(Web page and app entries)
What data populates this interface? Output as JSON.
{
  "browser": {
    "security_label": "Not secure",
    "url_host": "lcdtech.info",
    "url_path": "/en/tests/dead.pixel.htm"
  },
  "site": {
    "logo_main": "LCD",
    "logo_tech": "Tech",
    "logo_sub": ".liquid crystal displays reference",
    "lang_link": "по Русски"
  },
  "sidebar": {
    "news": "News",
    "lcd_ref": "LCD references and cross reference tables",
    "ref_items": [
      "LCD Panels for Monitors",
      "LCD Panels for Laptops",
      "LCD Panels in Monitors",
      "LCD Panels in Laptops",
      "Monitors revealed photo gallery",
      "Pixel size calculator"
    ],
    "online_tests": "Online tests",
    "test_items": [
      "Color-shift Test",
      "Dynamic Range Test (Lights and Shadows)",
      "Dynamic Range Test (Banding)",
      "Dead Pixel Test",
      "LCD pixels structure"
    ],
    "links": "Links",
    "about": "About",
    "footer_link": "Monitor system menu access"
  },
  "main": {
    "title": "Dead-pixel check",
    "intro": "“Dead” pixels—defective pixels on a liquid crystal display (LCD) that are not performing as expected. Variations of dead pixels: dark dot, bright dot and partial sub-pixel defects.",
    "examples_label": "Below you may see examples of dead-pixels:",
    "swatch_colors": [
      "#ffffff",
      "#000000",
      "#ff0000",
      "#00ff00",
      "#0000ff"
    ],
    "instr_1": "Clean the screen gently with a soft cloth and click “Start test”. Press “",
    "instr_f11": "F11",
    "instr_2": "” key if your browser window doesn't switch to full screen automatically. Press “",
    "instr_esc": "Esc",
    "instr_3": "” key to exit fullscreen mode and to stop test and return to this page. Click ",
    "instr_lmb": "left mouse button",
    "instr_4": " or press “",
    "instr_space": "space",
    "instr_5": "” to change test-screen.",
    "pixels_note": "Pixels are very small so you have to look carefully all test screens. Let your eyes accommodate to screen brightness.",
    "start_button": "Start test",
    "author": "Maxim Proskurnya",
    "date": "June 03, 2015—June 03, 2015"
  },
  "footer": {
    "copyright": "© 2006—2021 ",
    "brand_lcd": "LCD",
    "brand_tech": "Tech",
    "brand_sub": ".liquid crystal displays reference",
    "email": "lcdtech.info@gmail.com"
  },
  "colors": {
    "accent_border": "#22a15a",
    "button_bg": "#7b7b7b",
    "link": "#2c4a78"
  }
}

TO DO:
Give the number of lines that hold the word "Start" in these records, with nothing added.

SOLVED EXERCISE:
2